**ASSIGNMENT**
From the first line to the last, restate the records word for word, skipping the pictures.

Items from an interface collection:

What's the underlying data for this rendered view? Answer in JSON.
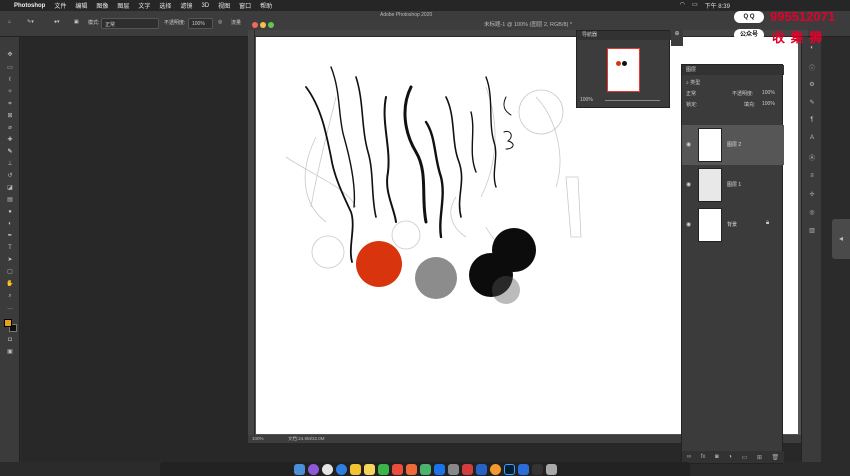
{
  "menubar": {
    "app_name": "Photoshop",
    "items": [
      "文件",
      "编辑",
      "图像",
      "图层",
      "文字",
      "选择",
      "滤镜",
      "3D",
      "视图",
      "窗口",
      "帮助"
    ],
    "clock": "下午 8:39"
  },
  "options_bar": {
    "mode_label": "模式:",
    "mode_value": "正常",
    "opacity_label": "不透明度:",
    "opacity_value": "100%",
    "flow_label": "流量"
  },
  "app_window_title": "Adobe Photoshop 2020",
  "document": {
    "tab_title": "未标题-1 @ 100% (图层 2, RGB/8) *",
    "zoom": "100%",
    "doc_info": "文档:24.9M/32.0M"
  },
  "navigator": {
    "tab_label": "导航器",
    "zoom": "100%"
  },
  "layers_panel": {
    "tab_label": "图层",
    "filter_label": "类型",
    "blend_mode": "正常",
    "opacity_label": "不透明度:",
    "opacity_value": "100%",
    "lock_label": "锁定:",
    "fill_label": "填充:",
    "fill_value": "100%",
    "layers": [
      {
        "name": "图层 2",
        "active": true,
        "locked": false
      },
      {
        "name": "图层 1",
        "active": false,
        "locked": false
      },
      {
        "name": "背景",
        "active": false,
        "locked": true
      }
    ]
  },
  "watermark": {
    "qq_badge": "Q Q",
    "qq_number": "995512071",
    "wechat_badge": "公众号",
    "wechat_text": "收 集 狮"
  },
  "colors": {
    "foreground": "#e4a21c",
    "background": "#111111",
    "red_swatch": "#d8350f",
    "gray_swatch": "#8c8c8c"
  },
  "icons": {
    "tools": [
      "move-icon",
      "marquee-icon",
      "lasso-icon",
      "magic-wand-icon",
      "crop-icon",
      "frame-icon",
      "eyedropper-icon",
      "healing-icon",
      "brush-icon",
      "stamp-icon",
      "history-brush-icon",
      "eraser-icon",
      "gradient-icon",
      "blur-icon",
      "dodge-icon",
      "pen-icon",
      "type-icon",
      "path-select-icon",
      "rectangle-icon",
      "hand-icon",
      "zoom-icon"
    ]
  }
}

**RESULT OF THE EXERCISE**
What's the underlying data for this rendered view? Answer in JSON.
{
  "menubar": {
    "app_name": "Photoshop",
    "items": [
      "文件",
      "编辑",
      "图像",
      "图层",
      "文字",
      "选择",
      "滤镜",
      "3D",
      "视图",
      "窗口",
      "帮助"
    ],
    "clock": "下午 8:39"
  },
  "options_bar": {
    "mode_label": "模式:",
    "mode_value": "正常",
    "opacity_label": "不透明度:",
    "opacity_value": "100%",
    "flow_label": "流量"
  },
  "app_window_title": "Adobe Photoshop 2020",
  "document": {
    "tab_title": "未标题-1 @ 100% (图层 2, RGB/8) *",
    "zoom": "100%",
    "doc_info": "文档:24.9M/32.0M"
  },
  "navigator": {
    "tab_label": "导航器",
    "zoom": "100%"
  },
  "layers_panel": {
    "tab_label": "图层",
    "filter_label": "类型",
    "blend_mode": "正常",
    "opacity_label": "不透明度:",
    "opacity_value": "100%",
    "lock_label": "锁定:",
    "fill_label": "填充:",
    "fill_value": "100%",
    "layers": [
      {
        "name": "图层 2",
        "active": true,
        "locked": false
      },
      {
        "name": "图层 1",
        "active": false,
        "locked": false
      },
      {
        "name": "背景",
        "active": false,
        "locked": true
      }
    ]
  },
  "watermark": {
    "qq_badge": "Q Q",
    "qq_number": "995512071",
    "wechat_badge": "公众号",
    "wechat_text": "收 集 狮"
  },
  "colors": {
    "foreground": "#e4a21c",
    "background": "#111111",
    "red_swatch": "#d8350f",
    "gray_swatch": "#8c8c8c"
  },
  "icons": {
    "tools": [
      "move-icon",
      "marquee-icon",
      "lasso-icon",
      "magic-wand-icon",
      "crop-icon",
      "frame-icon",
      "eyedropper-icon",
      "healing-icon",
      "brush-icon",
      "stamp-icon",
      "history-brush-icon",
      "eraser-icon",
      "gradient-icon",
      "blur-icon",
      "dodge-icon",
      "pen-icon",
      "type-icon",
      "path-select-icon",
      "rectangle-icon",
      "hand-icon",
      "zoom-icon"
    ]
  }
}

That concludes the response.